Back in February, the OSC’s investment funds branch refused to approve the proposed fund’s prospectus, paving the way for a full hearing in which the OSC would consider whether a regulated fund could invest primarily in the fledgling crypto sector.
The hearing focused on two issues: whether Bitcoin should be considered an illiquid asset under securities rules; and whether approving the proposed fund’s prospectus is in the “public interest,” given a variety of concerns, such as the fund’s ability to keep its assets safe and to value its assets accurately.
On both counts, the OSC panel sided with 3iQ, declaring that determining whether an underlying investment is sound is not up to regulators. The panel acknowledged that Bitcoin is risky, but ruled that it is still suitable for investment.

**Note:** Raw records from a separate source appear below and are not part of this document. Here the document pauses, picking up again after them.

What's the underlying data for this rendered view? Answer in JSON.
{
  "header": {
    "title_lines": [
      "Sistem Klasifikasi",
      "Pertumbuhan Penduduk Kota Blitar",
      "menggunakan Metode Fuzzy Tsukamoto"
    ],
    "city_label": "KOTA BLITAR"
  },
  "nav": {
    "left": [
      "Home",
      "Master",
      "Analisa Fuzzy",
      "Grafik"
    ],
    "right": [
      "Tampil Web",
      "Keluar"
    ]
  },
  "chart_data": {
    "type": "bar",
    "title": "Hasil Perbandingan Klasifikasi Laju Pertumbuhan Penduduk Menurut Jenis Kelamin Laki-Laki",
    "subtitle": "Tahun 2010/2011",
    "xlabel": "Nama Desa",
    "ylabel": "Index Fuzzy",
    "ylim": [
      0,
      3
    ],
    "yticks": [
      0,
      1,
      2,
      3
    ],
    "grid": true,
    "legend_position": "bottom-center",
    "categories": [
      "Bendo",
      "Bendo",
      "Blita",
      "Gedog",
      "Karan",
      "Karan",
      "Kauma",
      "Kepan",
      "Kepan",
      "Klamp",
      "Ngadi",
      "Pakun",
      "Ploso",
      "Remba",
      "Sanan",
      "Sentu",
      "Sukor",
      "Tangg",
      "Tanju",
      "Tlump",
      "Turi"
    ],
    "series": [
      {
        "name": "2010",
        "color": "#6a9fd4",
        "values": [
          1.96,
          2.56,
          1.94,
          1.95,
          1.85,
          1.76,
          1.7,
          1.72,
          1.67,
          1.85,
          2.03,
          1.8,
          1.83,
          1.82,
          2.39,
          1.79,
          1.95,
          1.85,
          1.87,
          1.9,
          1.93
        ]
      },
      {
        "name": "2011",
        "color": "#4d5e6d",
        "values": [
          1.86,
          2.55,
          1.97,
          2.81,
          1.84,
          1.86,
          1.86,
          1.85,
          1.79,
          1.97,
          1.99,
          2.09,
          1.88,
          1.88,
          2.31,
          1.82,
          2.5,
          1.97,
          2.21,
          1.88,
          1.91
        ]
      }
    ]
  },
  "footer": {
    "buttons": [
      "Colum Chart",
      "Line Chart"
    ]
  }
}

“Bitcoin is a novel asset in an emerging and evolving market,” the panel’s ruling states. “Some novel asset classes and securities products fail. They become tulip bulbs or dot-coms. Others succeed and become gold or the next great technology. Securities regulators are not mandated to try to pick winners and losers.”

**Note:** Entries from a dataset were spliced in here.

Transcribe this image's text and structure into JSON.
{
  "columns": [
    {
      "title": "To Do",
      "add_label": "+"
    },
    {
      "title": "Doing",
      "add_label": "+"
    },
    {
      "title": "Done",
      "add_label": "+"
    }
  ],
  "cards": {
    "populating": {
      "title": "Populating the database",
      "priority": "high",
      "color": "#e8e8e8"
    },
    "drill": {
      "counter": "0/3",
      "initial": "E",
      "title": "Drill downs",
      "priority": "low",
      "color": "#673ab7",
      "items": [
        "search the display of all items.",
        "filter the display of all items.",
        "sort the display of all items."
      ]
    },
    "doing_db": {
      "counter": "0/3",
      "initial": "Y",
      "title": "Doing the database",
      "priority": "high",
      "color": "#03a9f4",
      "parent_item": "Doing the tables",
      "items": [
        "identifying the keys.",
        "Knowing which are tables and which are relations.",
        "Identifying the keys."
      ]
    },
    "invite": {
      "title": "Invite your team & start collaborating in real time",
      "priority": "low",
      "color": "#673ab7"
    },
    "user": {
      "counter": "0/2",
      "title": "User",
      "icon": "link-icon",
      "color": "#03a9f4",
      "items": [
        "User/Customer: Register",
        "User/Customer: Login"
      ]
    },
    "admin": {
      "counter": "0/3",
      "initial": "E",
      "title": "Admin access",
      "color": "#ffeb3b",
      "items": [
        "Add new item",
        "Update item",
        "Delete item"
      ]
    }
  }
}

The panel also applauded 3iQ’s efforts to provide access to Bitcoin through a regulated fund. Until now, investors seeking exposure to Bitcoin have had to trade it directly through unregulated cryptoasset platforms, via the exempt market or through back-door listings in the venture markets.
The OSC’s ruling notes there now are approximately 10 companies trading on junior exchanges that essentially hold crypto as their only assets, thereby providing shareholders with indirect exposure to the asset class. These companies gained their listings through reverse takeovers (RTOs), which enabled those companies to avoid a regulatory prospectus review, the OSC ruling states.
The hearing panel’s ruling notes that companies that have entered the public markets through this sort of back-door access have given Canadian markets some of their most notorious…